"The first definitive biography of Muhammad Ali" (The New York Times Book Review), this complete story--written with Ali's full cooperation--takes readers from his rural boyhood to his explosive fight career to the truth about his physical condition today.
84. Jimmy Breslin. Can't Anybody Here Play This Game?
85. James F. Fixx. The Complete Book of Running
The first book to popularize jogging covers all the rudiments of the sport, from selecting a good pair of shoes to eating before a race, is presented in an anniversary edition featuring a new introduction.
86. Ted Williams. The Science of Hitting
A comprehensive book of wisdom and anecdote, a baseball bible that offers clear, concise, well-illustrated, fundamental information on how to hit a baseball and, just as important, how to think about hitting a baseball.
87. Robert Daley. Only a Game
88. Michael Novak. The Joy of Sports
89. Vyv Simson and Andrew Jennings. The Lords of the Rings
90. Steve Rushin. Road Swing

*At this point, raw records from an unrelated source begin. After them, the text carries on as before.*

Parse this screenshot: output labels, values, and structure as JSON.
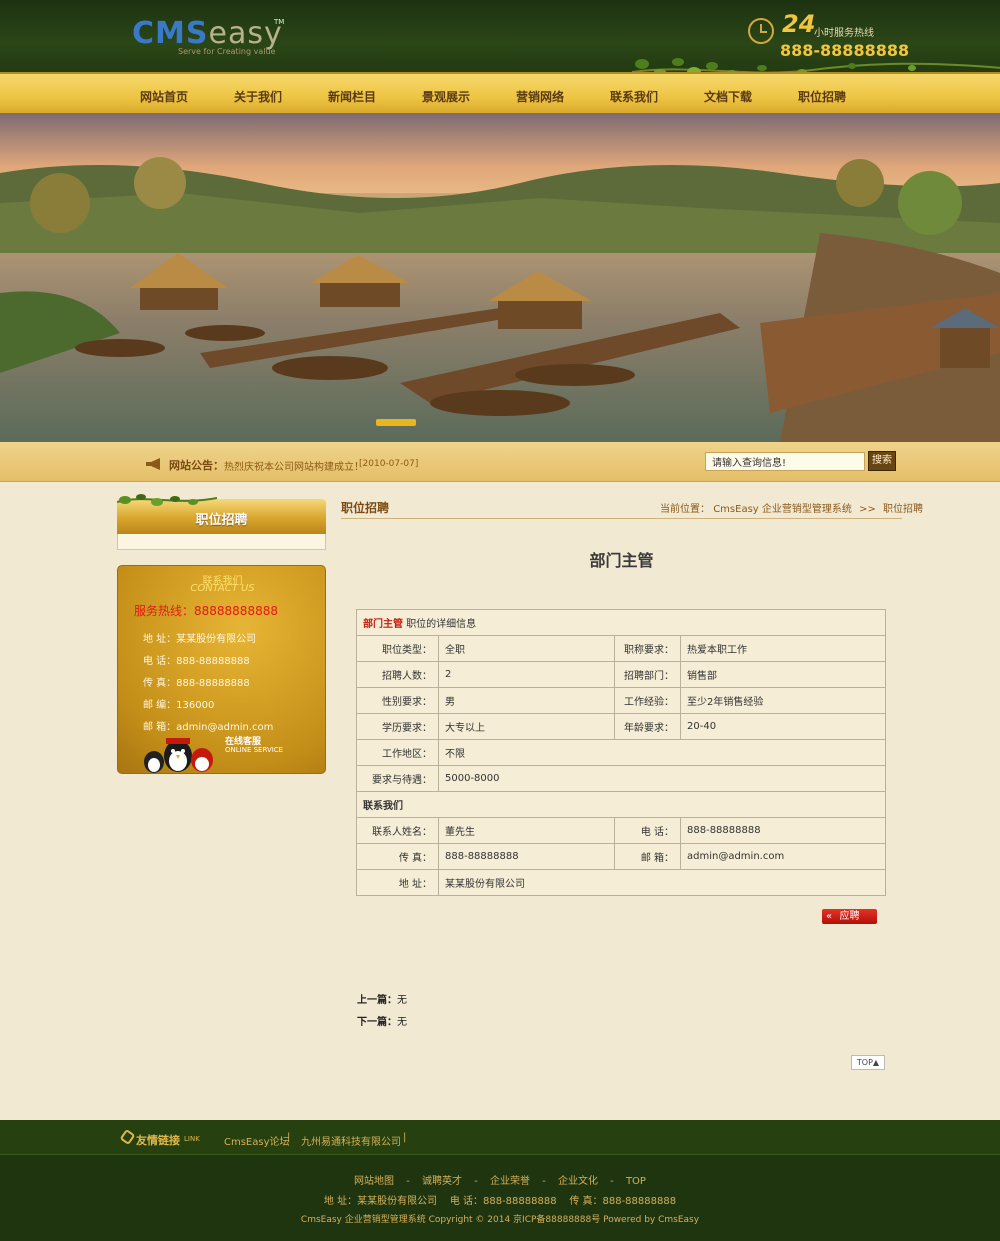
{
  "header": {
    "logo_cms": "CMS",
    "logo_easy": "easy",
    "logo_tm": "TM",
    "logo_slogan": "Serve for Creating value",
    "hotline_24": "24",
    "hotline_label": "小时服务热线",
    "hotline_phone": "888-88888888"
  },
  "nav": {
    "items": [
      "网站首页",
      "关于我们",
      "新闻栏目",
      "景观展示",
      "营销网络",
      "联系我们",
      "文档下载",
      "职位招聘"
    ]
  },
  "notice": {
    "label": "网站公告：",
    "text": "热烈庆祝本公司网站构建成立！",
    "date": "[2010-07-07]"
  },
  "search": {
    "placeholder": "请输入查询信息!",
    "button": "搜索"
  },
  "sidebar": {
    "title": "职位招聘",
    "contact": {
      "title": "联系我们",
      "title_en": "CONTACT US",
      "hotline": "服务热线：88888888888",
      "address": "地 址：某某股份有限公司",
      "phone": "电 话：888-88888888",
      "fax": "传 真：888-88888888",
      "zip": "邮 编：136000",
      "email": "邮 箱：admin@admin.com",
      "online": "在线客服",
      "online_en": "ONLINE SERVICE"
    }
  },
  "main": {
    "section_title": "职位招聘",
    "breadcrumb": {
      "prefix": "当前位置：",
      "site": "CmsEasy 企业营销型管理系统",
      "sep": ">>",
      "current": "职位招聘"
    },
    "job_title": "部门主管",
    "table": {
      "head_job": "部门主管",
      "head_desc": "职位的详细信息",
      "rows": [
        [
          "职位类型：",
          "全职",
          "职称要求：",
          "热爱本职工作"
        ],
        [
          "招聘人数：",
          "2",
          "招聘部门：",
          "销售部"
        ],
        [
          "性别要求：",
          "男",
          "工作经验：",
          "至少2年销售经验"
        ],
        [
          "学历要求：",
          "大专以上",
          "年龄要求：",
          "20-40"
        ]
      ],
      "area_label": "工作地区：",
      "area": "不限",
      "salary_label": "要求与待遇：",
      "salary": "5000-8000",
      "contact_head": "联系我们",
      "contact_rows": [
        [
          "联系人姓名：",
          "董先生",
          "电 话：",
          "888-88888888"
        ],
        [
          "传 真：",
          "888-88888888",
          "邮 箱：",
          "admin@admin.com"
        ]
      ],
      "address_label": "地 址：",
      "address": "某某股份有限公司"
    },
    "apply_button": "应聘",
    "prev_label": "上一篇：",
    "prev_value": "无",
    "next_label": "下一篇：",
    "next_value": "无",
    "top_button": "TOP▲"
  },
  "footer": {
    "links_label": "友情链接",
    "links_label_en": "LINK",
    "links": [
      "CmsEasy论坛",
      "九州易通科技有限公司"
    ],
    "link_sep": "|",
    "nav": [
      "网站地图",
      "诚聘英才",
      "企业荣誉",
      "企业文化",
      "TOP"
    ],
    "nav_sep": "-",
    "address": "地 址：某某股份有限公司",
    "phone": "电 话：888-88888888",
    "fax": "传 真：888-88888888",
    "copyright": "CmsEasy 企业营销型管理系统 Copyright © 2014 京ICP备88888888号 Powered by CmsEasy"
  },
  "colors": {
    "header_bg": "#2b4617",
    "nav_bg": "#eec544",
    "page_bg": "#f2e9d2",
    "accent_red": "#c41a0e",
    "gold": "#f0c640"
  }
}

91. Michael Murphy. Golf in the Kingdom
92. Russ Conway. Game Misconduct
93. Jerome Holtzman. No Cheering in the Press Box
94. Murray Sperber. Beer and Circus
Issuing what many publications have called a sobering, devastating critique, Murray Sperber argues that what universities offer instead of a meaningful undergraduate education is a meager and dangerous substitute: the party scene surrounding college sports that he calls "beer and circus" and which serves to keep the students happy while tuition dollars keep rolling in.
95. Budd Schulberg. The Harder They Fall
96. Grantland Rice. The Tumult and the Shouting
97. Robert Lipsyte. SportsWorld
98. William Brashler. The Bingo Long Traveling All-Stars and Motor Kings
99. Joe McGinniss. The Miracle of Castel di Sangro
In the summer of 1996, Joe McGinniss set out for the remote Italian village of Castel di Sangro, located deep within the forbidding and isolated region of the Abruzzo. His goal was to spend a season with the village soccer team, which only weeks before had accomplished the feat - hailed throughout Italy as a "miracle" - of winning promotion to the second-highest professional league in the land.
100. Joan Ryan. Little Girls in Pretty Boxes
Welcome to the real world of women's gymnastics and figure skating -- the real world that happens away from the cameras, at the training camps and in the private lives of these talented teenage competitors. From starvation diets and debilitating injuries to the brutal tacties of tyrannical gymnasties guru Bela Karolyi, Little Girls in Pretty Boxes portrays the horrors endured by girls at the hands of their coaches and sometimes their own families.